## [PROBLEM TO SOLVE]
Every line with the string "selected" in it belongs in your answer, so copy them all from the data.

## [TASK INPUT]
★ ★ ★
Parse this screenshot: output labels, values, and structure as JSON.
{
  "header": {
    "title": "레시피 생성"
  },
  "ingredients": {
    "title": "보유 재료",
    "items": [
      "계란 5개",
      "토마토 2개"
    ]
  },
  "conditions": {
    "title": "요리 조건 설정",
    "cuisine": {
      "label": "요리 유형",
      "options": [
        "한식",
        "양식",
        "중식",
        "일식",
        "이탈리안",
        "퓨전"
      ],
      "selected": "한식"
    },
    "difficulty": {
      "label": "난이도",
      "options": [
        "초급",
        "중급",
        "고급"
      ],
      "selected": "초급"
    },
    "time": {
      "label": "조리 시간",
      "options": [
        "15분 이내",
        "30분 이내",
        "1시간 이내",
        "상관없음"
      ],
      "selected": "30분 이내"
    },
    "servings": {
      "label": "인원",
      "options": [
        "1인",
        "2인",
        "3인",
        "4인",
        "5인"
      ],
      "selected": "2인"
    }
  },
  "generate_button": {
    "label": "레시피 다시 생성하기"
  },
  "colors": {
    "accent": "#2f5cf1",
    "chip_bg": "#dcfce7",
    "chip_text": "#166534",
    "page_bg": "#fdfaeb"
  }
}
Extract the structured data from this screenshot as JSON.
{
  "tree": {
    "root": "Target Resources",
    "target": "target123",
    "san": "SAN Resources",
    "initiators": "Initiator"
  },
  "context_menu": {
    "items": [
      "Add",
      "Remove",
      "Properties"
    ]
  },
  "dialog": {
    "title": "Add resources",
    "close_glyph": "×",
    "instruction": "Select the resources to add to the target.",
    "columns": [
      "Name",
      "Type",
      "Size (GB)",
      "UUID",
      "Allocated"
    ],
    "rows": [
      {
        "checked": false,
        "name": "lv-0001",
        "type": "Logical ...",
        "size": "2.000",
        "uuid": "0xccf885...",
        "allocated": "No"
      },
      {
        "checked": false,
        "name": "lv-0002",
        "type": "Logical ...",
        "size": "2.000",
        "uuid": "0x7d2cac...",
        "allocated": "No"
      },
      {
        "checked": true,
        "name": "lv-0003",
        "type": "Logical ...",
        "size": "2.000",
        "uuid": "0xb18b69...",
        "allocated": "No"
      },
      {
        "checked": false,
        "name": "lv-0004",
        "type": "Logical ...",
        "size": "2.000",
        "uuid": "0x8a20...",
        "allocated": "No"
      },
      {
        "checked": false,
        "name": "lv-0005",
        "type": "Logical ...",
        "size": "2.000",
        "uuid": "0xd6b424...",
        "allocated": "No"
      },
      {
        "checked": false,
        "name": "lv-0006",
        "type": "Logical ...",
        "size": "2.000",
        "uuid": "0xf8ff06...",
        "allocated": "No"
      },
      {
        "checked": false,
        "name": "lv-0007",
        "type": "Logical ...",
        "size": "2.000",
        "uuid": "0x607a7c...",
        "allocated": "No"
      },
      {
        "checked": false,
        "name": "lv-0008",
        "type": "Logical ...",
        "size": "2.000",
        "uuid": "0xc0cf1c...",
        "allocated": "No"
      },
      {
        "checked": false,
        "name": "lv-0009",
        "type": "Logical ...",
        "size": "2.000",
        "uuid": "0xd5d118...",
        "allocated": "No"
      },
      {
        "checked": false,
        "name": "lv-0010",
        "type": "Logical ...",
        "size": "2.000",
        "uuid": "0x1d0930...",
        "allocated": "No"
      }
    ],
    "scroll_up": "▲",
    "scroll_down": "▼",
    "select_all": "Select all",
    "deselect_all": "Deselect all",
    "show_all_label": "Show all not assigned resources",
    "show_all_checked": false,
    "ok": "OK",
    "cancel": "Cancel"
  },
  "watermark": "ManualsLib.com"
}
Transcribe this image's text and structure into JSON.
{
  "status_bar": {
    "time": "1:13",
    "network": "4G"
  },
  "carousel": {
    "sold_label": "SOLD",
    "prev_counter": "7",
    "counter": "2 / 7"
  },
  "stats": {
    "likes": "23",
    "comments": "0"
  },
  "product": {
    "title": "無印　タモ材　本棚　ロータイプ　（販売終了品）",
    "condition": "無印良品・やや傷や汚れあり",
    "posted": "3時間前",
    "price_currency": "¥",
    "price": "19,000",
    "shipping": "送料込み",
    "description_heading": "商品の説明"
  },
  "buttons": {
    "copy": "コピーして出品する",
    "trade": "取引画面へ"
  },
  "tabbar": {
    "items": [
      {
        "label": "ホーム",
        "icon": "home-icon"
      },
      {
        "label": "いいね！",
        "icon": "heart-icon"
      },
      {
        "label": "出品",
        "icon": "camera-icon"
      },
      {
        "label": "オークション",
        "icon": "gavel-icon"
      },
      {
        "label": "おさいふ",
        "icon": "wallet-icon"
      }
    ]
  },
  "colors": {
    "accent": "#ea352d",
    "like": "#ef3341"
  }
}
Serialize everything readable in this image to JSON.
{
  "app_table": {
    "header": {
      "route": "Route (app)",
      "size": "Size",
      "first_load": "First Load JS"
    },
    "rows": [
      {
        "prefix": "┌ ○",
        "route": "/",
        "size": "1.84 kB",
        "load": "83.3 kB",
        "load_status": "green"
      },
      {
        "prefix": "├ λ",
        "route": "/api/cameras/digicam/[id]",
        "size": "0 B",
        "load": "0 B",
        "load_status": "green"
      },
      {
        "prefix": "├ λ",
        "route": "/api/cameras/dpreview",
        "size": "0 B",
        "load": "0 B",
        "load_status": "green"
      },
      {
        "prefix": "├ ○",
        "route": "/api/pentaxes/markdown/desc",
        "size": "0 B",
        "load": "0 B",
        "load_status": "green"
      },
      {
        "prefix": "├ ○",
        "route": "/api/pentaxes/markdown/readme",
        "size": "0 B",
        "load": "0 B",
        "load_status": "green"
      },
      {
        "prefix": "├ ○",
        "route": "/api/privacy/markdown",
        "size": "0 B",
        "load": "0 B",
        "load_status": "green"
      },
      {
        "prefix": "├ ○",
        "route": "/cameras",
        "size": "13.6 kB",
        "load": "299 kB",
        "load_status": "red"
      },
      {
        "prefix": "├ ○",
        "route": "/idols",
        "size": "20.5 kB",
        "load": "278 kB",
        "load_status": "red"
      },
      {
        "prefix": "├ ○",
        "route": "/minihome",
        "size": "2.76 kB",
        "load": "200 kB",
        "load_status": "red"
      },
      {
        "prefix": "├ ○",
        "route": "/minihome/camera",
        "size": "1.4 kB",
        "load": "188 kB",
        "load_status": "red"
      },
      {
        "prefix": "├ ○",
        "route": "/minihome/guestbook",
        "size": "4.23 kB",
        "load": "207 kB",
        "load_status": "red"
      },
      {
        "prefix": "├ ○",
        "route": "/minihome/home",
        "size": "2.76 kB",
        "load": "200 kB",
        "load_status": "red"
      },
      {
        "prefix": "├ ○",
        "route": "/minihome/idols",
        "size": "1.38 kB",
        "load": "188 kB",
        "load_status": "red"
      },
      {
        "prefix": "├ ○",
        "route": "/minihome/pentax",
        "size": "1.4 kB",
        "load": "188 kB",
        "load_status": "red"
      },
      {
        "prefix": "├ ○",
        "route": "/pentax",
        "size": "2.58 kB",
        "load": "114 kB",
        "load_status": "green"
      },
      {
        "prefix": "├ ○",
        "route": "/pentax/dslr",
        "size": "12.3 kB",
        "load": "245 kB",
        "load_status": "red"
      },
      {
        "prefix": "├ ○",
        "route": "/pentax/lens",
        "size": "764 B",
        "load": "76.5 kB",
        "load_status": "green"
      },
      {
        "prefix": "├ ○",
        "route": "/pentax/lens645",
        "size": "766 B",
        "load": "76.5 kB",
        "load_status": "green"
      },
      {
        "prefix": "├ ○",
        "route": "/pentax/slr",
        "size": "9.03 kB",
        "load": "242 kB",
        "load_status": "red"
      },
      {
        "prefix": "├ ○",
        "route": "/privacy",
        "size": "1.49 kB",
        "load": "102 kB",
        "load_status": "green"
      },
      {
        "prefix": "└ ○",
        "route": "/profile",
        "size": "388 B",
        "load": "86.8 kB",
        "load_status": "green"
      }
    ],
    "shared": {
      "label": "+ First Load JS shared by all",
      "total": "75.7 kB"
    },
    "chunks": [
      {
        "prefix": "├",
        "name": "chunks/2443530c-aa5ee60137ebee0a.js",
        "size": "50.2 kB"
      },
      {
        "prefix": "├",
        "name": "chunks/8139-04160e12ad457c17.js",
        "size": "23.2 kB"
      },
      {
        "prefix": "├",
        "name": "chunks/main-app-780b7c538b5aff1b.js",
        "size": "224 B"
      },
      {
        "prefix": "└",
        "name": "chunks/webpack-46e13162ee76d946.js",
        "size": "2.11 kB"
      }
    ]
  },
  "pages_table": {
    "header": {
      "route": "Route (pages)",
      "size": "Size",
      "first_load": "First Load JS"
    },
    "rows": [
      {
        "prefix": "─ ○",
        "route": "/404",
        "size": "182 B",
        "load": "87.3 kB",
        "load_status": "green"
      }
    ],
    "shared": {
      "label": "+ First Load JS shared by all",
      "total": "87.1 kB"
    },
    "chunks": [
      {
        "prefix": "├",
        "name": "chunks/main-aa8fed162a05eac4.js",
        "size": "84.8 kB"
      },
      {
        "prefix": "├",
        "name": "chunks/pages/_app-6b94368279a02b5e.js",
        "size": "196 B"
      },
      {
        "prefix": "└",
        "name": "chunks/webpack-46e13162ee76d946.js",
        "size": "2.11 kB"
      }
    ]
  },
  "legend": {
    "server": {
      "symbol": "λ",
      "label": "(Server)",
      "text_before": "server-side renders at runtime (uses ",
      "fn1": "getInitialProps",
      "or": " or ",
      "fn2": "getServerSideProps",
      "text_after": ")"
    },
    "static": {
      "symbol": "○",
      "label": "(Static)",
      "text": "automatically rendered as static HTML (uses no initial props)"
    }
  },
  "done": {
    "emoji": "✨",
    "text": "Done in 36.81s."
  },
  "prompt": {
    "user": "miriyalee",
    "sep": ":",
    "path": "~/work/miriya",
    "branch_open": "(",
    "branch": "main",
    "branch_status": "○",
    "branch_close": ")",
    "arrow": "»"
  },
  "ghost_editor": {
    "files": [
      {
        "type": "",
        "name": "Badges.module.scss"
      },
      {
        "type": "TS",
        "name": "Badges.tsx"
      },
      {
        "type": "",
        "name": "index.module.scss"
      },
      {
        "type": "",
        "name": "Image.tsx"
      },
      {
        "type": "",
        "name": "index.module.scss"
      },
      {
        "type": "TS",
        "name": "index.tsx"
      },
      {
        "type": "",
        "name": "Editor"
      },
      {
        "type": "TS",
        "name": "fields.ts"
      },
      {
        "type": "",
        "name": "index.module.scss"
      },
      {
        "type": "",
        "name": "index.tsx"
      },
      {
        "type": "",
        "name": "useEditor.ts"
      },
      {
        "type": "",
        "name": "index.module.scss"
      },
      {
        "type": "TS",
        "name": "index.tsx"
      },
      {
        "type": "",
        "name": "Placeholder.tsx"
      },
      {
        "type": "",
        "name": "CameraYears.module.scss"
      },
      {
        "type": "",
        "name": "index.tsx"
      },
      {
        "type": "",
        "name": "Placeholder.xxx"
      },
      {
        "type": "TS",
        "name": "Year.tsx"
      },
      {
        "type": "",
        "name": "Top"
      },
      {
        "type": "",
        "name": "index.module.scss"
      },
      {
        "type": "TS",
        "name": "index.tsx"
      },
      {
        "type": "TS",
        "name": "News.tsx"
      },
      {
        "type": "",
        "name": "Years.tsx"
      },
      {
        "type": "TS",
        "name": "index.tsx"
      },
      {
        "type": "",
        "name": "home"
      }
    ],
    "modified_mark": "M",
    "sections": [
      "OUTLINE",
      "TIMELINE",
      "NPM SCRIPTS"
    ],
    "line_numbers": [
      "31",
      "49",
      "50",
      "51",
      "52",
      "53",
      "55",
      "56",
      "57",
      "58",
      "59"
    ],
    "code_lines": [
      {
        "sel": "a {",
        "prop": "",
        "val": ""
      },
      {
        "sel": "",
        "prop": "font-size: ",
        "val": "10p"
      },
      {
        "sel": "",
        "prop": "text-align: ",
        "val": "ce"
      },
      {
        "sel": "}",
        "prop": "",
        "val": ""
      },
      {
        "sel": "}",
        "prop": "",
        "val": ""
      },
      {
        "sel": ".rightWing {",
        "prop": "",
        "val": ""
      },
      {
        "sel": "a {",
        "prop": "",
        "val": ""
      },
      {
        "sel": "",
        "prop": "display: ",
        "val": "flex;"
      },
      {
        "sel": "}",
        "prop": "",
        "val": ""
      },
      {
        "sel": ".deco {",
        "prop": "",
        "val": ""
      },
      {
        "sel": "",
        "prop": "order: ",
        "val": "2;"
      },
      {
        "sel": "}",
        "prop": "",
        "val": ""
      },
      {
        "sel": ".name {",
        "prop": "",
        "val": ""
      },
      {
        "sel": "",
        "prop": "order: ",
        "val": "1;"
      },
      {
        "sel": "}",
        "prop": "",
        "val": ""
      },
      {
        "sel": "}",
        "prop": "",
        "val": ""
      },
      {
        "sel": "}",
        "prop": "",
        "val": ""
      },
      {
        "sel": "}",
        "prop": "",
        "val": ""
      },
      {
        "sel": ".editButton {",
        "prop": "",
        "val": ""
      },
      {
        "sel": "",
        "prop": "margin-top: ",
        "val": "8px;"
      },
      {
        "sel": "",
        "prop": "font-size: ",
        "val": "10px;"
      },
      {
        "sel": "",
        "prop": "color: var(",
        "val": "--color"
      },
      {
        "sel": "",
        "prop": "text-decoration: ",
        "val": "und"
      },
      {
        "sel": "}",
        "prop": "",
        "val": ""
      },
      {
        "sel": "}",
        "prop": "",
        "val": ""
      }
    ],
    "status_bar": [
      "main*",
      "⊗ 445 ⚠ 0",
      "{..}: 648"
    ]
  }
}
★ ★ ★
## [ANSWER BOX]
      "selected": "한식"
      "selected": "초급"
      "selected": "30분 이내"
      "selected": "2인"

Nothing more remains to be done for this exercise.